* What you have to do *
Reproduce the entries in full. Exclude all images from the copy.

* Dataset *

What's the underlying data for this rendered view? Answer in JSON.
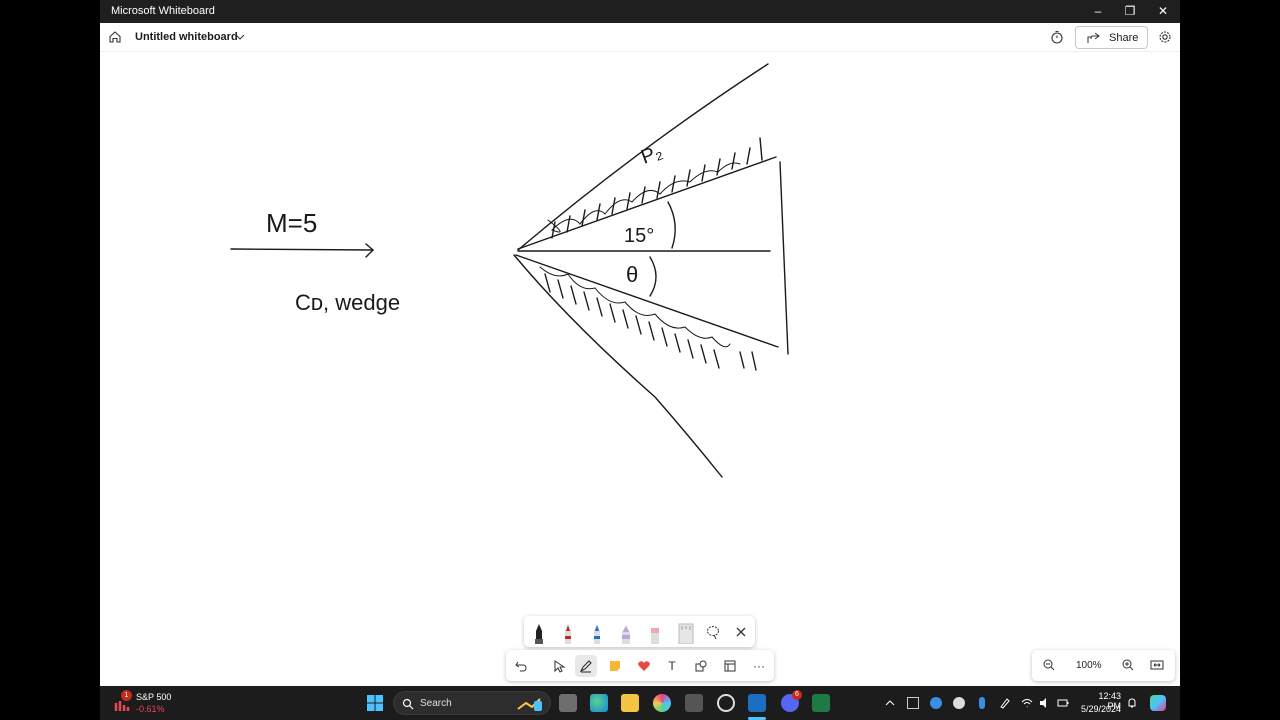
{
  "window": {
    "title": "Microsoft Whiteboard",
    "minimize": "–",
    "restore": "❐",
    "close": "✕"
  },
  "app": {
    "board_title": "Untitled whiteboard",
    "share_label": "Share"
  },
  "canvas": {
    "text_mach": "M=5",
    "text_cd": "Cᴅ, wedge",
    "text_p2": "P₂",
    "text_15": "15°",
    "text_theta": "θ"
  },
  "pens": [
    "black",
    "red",
    "blue",
    "lavender",
    "pink",
    "ruler"
  ],
  "toolbar": {
    "more": "···",
    "text_tool": "T"
  },
  "zoom": {
    "value": "100%"
  },
  "taskbar": {
    "stock_name": "S&P 500",
    "stock_change": "-0.61%",
    "stock_badge": "1",
    "search_placeholder": "Search",
    "discord_badge": "6",
    "time": "12:43 PM",
    "date": "5/29/2024"
  },
  "colors": {
    "accent": "#0078d4",
    "ink": "#1a1a1a",
    "taskbar": "#1c1c1c",
    "stock_down": "#e74856"
  }
}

* Your response *
What's the underlying data for this rendered view? Answer in JSON.
{
  "window": {
    "title": "Microsoft Whiteboard",
    "minimize": "–",
    "restore": "❐",
    "close": "✕"
  },
  "app": {
    "board_title": "Untitled whiteboard",
    "share_label": "Share"
  },
  "canvas": {
    "text_mach": "M=5",
    "text_cd": "Cᴅ, wedge",
    "text_p2": "P₂",
    "text_15": "15°",
    "text_theta": "θ"
  },
  "pens": [
    "black",
    "red",
    "blue",
    "lavender",
    "pink",
    "ruler"
  ],
  "toolbar": {
    "more": "···",
    "text_tool": "T"
  },
  "zoom": {
    "value": "100%"
  },
  "taskbar": {
    "stock_name": "S&P 500",
    "stock_change": "-0.61%",
    "stock_badge": "1",
    "search_placeholder": "Search",
    "discord_badge": "6",
    "time": "12:43 PM",
    "date": "5/29/2024"
  },
  "colors": {
    "accent": "#0078d4",
    "ink": "#1a1a1a",
    "taskbar": "#1c1c1c",
    "stock_down": "#e74856"
  }
}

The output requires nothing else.